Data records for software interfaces

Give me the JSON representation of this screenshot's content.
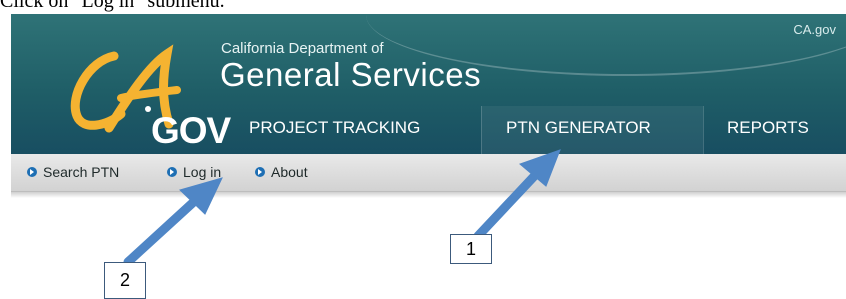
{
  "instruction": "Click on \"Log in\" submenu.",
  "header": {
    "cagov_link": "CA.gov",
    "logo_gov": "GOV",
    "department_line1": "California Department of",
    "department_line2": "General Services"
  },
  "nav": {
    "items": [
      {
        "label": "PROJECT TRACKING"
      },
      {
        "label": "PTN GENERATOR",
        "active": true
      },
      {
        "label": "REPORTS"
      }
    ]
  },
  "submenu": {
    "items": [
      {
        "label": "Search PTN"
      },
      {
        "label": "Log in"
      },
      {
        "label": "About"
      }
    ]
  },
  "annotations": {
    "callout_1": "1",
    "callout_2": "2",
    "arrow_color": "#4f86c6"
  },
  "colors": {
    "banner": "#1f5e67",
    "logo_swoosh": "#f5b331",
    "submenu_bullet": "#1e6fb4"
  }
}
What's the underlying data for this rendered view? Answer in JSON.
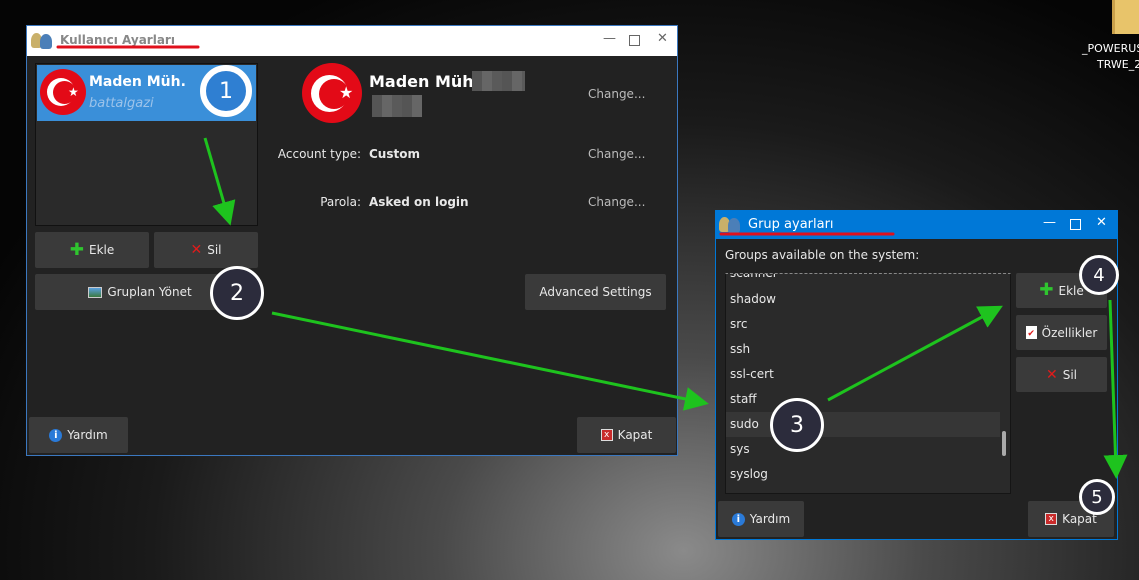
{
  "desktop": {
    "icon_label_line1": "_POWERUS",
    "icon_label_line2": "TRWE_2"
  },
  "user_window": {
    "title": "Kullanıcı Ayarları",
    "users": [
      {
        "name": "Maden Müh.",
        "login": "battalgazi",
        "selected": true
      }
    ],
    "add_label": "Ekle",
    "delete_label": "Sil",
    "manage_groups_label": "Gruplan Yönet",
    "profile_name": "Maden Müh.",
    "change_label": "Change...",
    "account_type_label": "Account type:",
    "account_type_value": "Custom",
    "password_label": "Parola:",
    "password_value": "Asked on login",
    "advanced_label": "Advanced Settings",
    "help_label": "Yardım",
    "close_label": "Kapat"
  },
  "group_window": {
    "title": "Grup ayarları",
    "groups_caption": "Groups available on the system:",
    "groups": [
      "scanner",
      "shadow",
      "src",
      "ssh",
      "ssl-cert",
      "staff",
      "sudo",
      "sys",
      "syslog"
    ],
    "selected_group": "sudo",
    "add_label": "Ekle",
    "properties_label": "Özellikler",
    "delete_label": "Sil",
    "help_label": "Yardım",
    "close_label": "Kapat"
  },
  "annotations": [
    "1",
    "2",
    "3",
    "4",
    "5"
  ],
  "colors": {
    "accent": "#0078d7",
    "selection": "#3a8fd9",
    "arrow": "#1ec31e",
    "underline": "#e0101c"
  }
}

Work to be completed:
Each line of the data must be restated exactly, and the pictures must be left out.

The completed task:
Give me the JSON representation of this screenshot's content.
{
  "instruction": "Click on \"Log in\" submenu.",
  "header": {
    "cagov_link": "CA.gov",
    "logo_gov": "GOV",
    "department_line1": "California Department of",
    "department_line2": "General Services"
  },
  "nav": {
    "items": [
      {
        "label": "PROJECT TRACKING"
      },
      {
        "label": "PTN GENERATOR",
        "active": true
      },
      {
        "label": "REPORTS"
      }
    ]
  },
  "submenu": {
    "items": [
      {
        "label": "Search PTN"
      },
      {
        "label": "Log in"
      },
      {
        "label": "About"
      }
    ]
  },
  "annotations": {
    "callout_1": "1",
    "callout_2": "2",
    "arrow_color": "#4f86c6"
  },
  "colors": {
    "banner": "#1f5e67",
    "logo_swoosh": "#f5b331",
    "submenu_bullet": "#1e6fb4"
  }
}
What's the underlying data for this rendered view? Answer in JSON.
{
  "desktop": {
    "icon_label_line1": "_POWERUS",
    "icon_label_line2": "TRWE_2"
  },
  "user_window": {
    "title": "Kullanıcı Ayarları",
    "users": [
      {
        "name": "Maden Müh.",
        "login": "battalgazi",
        "selected": true
      }
    ],
    "add_label": "Ekle",
    "delete_label": "Sil",
    "manage_groups_label": "Gruplan Yönet",
    "profile_name": "Maden Müh.",
    "change_label": "Change...",
    "account_type_label": "Account type:",
    "account_type_value": "Custom",
    "password_label": "Parola:",
    "password_value": "Asked on login",
    "advanced_label": "Advanced Settings",
    "help_label": "Yardım",
    "close_label": "Kapat"
  },
  "group_window": {
    "title": "Grup ayarları",
    "groups_caption": "Groups available on the system:",
    "groups": [
      "scanner",
      "shadow",
      "src",
      "ssh",
      "ssl-cert",
      "staff",
      "sudo",
      "sys",
      "syslog"
    ],
    "selected_group": "sudo",
    "add_label": "Ekle",
    "properties_label": "Özellikler",
    "delete_label": "Sil",
    "help_label": "Yardım",
    "close_label": "Kapat"
  },
  "annotations": [
    "1",
    "2",
    "3",
    "4",
    "5"
  ],
  "colors": {
    "accent": "#0078d7",
    "selection": "#3a8fd9",
    "arrow": "#1ec31e",
    "underline": "#e0101c"
  }
}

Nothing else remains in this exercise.